*** Opening of TASK DATA ***

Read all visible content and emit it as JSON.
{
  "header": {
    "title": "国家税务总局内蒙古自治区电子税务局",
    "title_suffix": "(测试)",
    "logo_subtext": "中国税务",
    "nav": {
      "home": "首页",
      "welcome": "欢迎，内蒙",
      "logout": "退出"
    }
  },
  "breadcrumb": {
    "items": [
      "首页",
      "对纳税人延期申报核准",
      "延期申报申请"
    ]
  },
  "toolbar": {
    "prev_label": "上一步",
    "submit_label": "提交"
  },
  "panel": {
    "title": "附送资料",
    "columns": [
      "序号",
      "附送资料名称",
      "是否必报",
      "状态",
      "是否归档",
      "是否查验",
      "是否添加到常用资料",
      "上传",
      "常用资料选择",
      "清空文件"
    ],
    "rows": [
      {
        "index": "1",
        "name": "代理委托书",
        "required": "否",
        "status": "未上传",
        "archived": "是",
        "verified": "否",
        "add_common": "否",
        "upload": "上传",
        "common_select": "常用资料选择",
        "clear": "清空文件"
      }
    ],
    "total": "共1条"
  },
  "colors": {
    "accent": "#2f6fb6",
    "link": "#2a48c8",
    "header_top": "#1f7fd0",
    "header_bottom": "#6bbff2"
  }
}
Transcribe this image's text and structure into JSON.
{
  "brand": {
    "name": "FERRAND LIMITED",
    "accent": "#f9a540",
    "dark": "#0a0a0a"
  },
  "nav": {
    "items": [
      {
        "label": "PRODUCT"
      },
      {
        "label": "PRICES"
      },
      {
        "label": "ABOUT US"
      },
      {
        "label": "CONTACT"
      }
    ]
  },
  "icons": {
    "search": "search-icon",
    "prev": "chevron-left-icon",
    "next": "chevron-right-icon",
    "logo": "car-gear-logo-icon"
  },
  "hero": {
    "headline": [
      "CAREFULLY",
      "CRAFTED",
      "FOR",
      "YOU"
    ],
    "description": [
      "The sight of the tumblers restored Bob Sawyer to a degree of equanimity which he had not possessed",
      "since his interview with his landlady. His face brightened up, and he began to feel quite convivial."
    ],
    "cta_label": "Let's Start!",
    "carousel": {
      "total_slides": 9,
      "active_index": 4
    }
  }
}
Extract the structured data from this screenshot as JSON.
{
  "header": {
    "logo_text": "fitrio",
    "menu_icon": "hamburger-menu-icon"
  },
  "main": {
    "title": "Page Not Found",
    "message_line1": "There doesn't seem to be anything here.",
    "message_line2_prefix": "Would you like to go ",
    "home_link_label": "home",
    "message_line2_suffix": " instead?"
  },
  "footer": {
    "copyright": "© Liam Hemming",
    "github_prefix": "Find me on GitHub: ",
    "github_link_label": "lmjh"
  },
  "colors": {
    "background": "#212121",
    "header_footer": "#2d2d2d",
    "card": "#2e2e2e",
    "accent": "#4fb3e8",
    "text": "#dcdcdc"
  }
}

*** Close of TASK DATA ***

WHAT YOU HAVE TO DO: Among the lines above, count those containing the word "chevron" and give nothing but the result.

SOLUTION FOR THIS PROBLEM: 2